*** Opening Material for the task ***
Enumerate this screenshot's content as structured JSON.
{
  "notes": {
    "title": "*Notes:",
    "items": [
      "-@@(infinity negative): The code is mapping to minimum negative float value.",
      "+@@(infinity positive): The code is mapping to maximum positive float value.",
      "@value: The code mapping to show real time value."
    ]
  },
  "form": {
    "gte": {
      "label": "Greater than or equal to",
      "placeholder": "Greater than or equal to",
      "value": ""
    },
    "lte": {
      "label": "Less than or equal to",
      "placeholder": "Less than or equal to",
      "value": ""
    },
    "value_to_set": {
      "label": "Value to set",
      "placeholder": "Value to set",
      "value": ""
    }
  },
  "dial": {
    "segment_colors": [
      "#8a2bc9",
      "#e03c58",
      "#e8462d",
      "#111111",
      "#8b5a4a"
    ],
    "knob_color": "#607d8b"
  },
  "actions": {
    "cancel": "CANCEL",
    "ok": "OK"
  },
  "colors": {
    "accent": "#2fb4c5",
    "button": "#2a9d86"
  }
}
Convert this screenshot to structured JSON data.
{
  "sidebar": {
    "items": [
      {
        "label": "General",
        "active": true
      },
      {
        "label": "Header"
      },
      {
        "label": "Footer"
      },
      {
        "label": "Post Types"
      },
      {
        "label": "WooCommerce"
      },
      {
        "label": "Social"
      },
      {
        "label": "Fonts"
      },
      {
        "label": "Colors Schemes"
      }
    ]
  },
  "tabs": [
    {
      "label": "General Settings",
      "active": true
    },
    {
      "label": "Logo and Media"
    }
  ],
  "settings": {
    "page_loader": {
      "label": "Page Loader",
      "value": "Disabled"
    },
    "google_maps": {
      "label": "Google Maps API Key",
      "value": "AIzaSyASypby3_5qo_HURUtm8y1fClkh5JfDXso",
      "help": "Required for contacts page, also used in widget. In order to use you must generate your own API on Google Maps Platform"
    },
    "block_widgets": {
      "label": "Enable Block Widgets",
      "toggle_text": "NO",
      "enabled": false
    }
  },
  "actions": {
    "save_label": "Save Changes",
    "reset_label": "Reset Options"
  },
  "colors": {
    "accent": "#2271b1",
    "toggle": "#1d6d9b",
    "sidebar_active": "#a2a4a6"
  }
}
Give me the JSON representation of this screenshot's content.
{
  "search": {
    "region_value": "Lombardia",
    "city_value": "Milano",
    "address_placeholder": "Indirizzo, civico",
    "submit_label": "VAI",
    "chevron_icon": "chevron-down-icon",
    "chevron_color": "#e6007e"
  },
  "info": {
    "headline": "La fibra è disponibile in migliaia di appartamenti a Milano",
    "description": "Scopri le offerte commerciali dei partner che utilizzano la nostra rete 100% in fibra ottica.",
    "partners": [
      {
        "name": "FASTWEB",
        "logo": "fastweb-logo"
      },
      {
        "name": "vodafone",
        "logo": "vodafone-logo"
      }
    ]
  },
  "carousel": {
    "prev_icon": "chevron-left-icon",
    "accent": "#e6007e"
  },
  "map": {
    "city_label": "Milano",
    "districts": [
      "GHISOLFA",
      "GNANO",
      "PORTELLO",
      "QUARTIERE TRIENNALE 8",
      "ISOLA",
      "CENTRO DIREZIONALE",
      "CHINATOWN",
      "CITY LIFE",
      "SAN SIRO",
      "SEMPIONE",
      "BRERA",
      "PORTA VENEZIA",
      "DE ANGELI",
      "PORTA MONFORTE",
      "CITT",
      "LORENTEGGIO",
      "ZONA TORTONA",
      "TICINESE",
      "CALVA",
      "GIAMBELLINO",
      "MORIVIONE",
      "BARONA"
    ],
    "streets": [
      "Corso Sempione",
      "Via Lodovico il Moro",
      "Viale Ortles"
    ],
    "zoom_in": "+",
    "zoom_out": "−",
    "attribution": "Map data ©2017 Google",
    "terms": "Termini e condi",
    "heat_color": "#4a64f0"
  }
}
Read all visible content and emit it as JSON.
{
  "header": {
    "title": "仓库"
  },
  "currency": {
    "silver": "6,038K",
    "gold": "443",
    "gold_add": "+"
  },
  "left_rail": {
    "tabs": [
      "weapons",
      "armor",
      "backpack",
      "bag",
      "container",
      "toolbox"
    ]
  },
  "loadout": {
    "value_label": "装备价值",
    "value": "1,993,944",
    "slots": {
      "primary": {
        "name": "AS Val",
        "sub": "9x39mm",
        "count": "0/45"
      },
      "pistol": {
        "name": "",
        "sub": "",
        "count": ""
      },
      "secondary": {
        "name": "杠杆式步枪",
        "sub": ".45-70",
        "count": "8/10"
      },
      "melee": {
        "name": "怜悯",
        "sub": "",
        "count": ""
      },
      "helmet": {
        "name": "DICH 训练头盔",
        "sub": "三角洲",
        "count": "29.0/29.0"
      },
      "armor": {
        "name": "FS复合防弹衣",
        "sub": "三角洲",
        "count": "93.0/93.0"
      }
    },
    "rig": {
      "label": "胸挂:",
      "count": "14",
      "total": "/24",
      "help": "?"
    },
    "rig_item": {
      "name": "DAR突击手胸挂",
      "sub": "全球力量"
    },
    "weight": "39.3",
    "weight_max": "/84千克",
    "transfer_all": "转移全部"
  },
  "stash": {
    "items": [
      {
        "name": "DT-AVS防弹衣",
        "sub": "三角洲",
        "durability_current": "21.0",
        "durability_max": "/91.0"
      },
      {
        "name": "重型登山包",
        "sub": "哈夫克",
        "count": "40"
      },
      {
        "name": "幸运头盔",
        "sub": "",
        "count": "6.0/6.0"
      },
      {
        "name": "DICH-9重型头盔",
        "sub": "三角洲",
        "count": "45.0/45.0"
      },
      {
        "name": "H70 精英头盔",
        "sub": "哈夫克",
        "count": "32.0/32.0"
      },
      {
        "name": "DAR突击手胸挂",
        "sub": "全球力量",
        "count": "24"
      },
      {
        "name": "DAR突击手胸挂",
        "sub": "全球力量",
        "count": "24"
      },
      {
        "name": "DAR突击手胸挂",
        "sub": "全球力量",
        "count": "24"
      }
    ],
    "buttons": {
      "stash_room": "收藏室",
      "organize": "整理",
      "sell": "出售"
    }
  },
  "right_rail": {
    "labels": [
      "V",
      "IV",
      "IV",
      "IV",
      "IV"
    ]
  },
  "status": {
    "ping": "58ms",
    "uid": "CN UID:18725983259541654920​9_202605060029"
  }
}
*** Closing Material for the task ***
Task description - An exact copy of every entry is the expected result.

Exercise output -
Enumerate this screenshot's content as structured JSON.
{
  "notes": {
    "title": "*Notes:",
    "items": [
      "-@@(infinity negative): The code is mapping to minimum negative float value.",
      "+@@(infinity positive): The code is mapping to maximum positive float value.",
      "@value: The code mapping to show real time value."
    ]
  },
  "form": {
    "gte": {
      "label": "Greater than or equal to",
      "placeholder": "Greater than or equal to",
      "value": ""
    },
    "lte": {
      "label": "Less than or equal to",
      "placeholder": "Less than or equal to",
      "value": ""
    },
    "value_to_set": {
      "label": "Value to set",
      "placeholder": "Value to set",
      "value": ""
    }
  },
  "dial": {
    "segment_colors": [
      "#8a2bc9",
      "#e03c58",
      "#e8462d",
      "#111111",
      "#8b5a4a"
    ],
    "knob_color": "#607d8b"
  },
  "actions": {
    "cancel": "CANCEL",
    "ok": "OK"
  },
  "colors": {
    "accent": "#2fb4c5",
    "button": "#2a9d86"
  }
}
Convert this screenshot to structured JSON data.
{
  "sidebar": {
    "items": [
      {
        "label": "General",
        "active": true
      },
      {
        "label": "Header"
      },
      {
        "label": "Footer"
      },
      {
        "label": "Post Types"
      },
      {
        "label": "WooCommerce"
      },
      {
        "label": "Social"
      },
      {
        "label": "Fonts"
      },
      {
        "label": "Colors Schemes"
      }
    ]
  },
  "tabs": [
    {
      "label": "General Settings",
      "active": true
    },
    {
      "label": "Logo and Media"
    }
  ],
  "settings": {
    "page_loader": {
      "label": "Page Loader",
      "value": "Disabled"
    },
    "google_maps": {
      "label": "Google Maps API Key",
      "value": "AIzaSyASypby3_5qo_HURUtm8y1fClkh5JfDXso",
      "help": "Required for contacts page, also used in widget. In order to use you must generate your own API on Google Maps Platform"
    },
    "block_widgets": {
      "label": "Enable Block Widgets",
      "toggle_text": "NO",
      "enabled": false
    }
  },
  "actions": {
    "save_label": "Save Changes",
    "reset_label": "Reset Options"
  },
  "colors": {
    "accent": "#2271b1",
    "toggle": "#1d6d9b",
    "sidebar_active": "#a2a4a6"
  }
}
Give me the JSON representation of this screenshot's content.
{
  "search": {
    "region_value": "Lombardia",
    "city_value": "Milano",
    "address_placeholder": "Indirizzo, civico",
    "submit_label": "VAI",
    "chevron_icon": "chevron-down-icon",
    "chevron_color": "#e6007e"
  },
  "info": {
    "headline": "La fibra è disponibile in migliaia di appartamenti a Milano",
    "description": "Scopri le offerte commerciali dei partner che utilizzano la nostra rete 100% in fibra ottica.",
    "partners": [
      {
        "name": "FASTWEB",
        "logo": "fastweb-logo"
      },
      {
        "name": "vodafone",
        "logo": "vodafone-logo"
      }
    ]
  },
  "carousel": {
    "prev_icon": "chevron-left-icon",
    "accent": "#e6007e"
  },
  "map": {
    "city_label": "Milano",
    "districts": [
      "GHISOLFA",
      "GNANO",
      "PORTELLO",
      "QUARTIERE TRIENNALE 8",
      "ISOLA",
      "CENTRO DIREZIONALE",
      "CHINATOWN",
      "CITY LIFE",
      "SAN SIRO",
      "SEMPIONE",
      "BRERA",
      "PORTA VENEZIA",
      "DE ANGELI",
      "PORTA MONFORTE",
      "CITT",
      "LORENTEGGIO",
      "ZONA TORTONA",
      "TICINESE",
      "CALVA",
      "GIAMBELLINO",
      "MORIVIONE",
      "BARONA"
    ],
    "streets": [
      "Corso Sempione",
      "Via Lodovico il Moro",
      "Viale Ortles"
    ],
    "zoom_in": "+",
    "zoom_out": "−",
    "attribution": "Map data ©2017 Google",
    "terms": "Termini e condi",
    "heat_color": "#4a64f0"
  }
}
Read all visible content and emit it as JSON.
{
  "header": {
    "title": "仓库"
  },
  "currency": {
    "silver": "6,038K",
    "gold": "443",
    "gold_add": "+"
  },
  "left_rail": {
    "tabs": [
      "weapons",
      "armor",
      "backpack",
      "bag",
      "container",
      "toolbox"
    ]
  },
  "loadout": {
    "value_label": "装备价值",
    "value": "1,993,944",
    "slots": {
      "primary": {
        "name": "AS Val",
        "sub": "9x39mm",
        "count": "0/45"
      },
      "pistol": {
        "name": "",
        "sub": "",
        "count": ""
      },
      "secondary": {
        "name": "杠杆式步枪",
        "sub": ".45-70",
        "count": "8/10"
      },
      "melee": {
        "name": "怜悯",
        "sub": "",
        "count": ""
      },
      "helmet": {
        "name": "DICH 训练头盔",
        "sub": "三角洲",
        "count": "29.0/29.0"
      },
      "armor": {
        "name": "FS复合防弹衣",
        "sub": "三角洲",
        "count": "93.0/93.0"
      }
    },
    "rig": {
      "label": "胸挂:",
      "count": "14",
      "total": "/24",
      "help": "?"
    },
    "rig_item": {
      "name": "DAR突击手胸挂",
      "sub": "全球力量"
    },
    "weight": "39.3",
    "weight_max": "/84千克",
    "transfer_all": "转移全部"
  },
  "stash": {
    "items": [
      {
        "name": "DT-AVS防弹衣",
        "sub": "三角洲",
        "durability_current": "21.0",
        "durability_max": "/91.0"
      },
      {
        "name": "重型登山包",
        "sub": "哈夫克",
        "count": "40"
      },
      {
        "name": "幸运头盔",
        "sub": "",
        "count": "6.0/6.0"
      },
      {
        "name": "DICH-9重型头盔",
        "sub": "三角洲",
        "count": "45.0/45.0"
      },
      {
        "name": "H70 精英头盔",
        "sub": "哈夫克",
        "count": "32.0/32.0"
      },
      {
        "name": "DAR突击手胸挂",
        "sub": "全球力量",
        "count": "24"
      },
      {
        "name": "DAR突击手胸挂",
        "sub": "全球力量",
        "count": "24"
      },
      {
        "name": "DAR突击手胸挂",
        "sub": "全球力量",
        "count": "24"
      }
    ],
    "buttons": {
      "stash_room": "收藏室",
      "organize": "整理",
      "sell": "出售"
    }
  },
  "right_rail": {
    "labels": [
      "V",
      "IV",
      "IV",
      "IV",
      "IV"
    ]
  },
  "status": {
    "ping": "58ms",
    "uid": "CN UID:18725983259541654920​9_202605060029"
  }
}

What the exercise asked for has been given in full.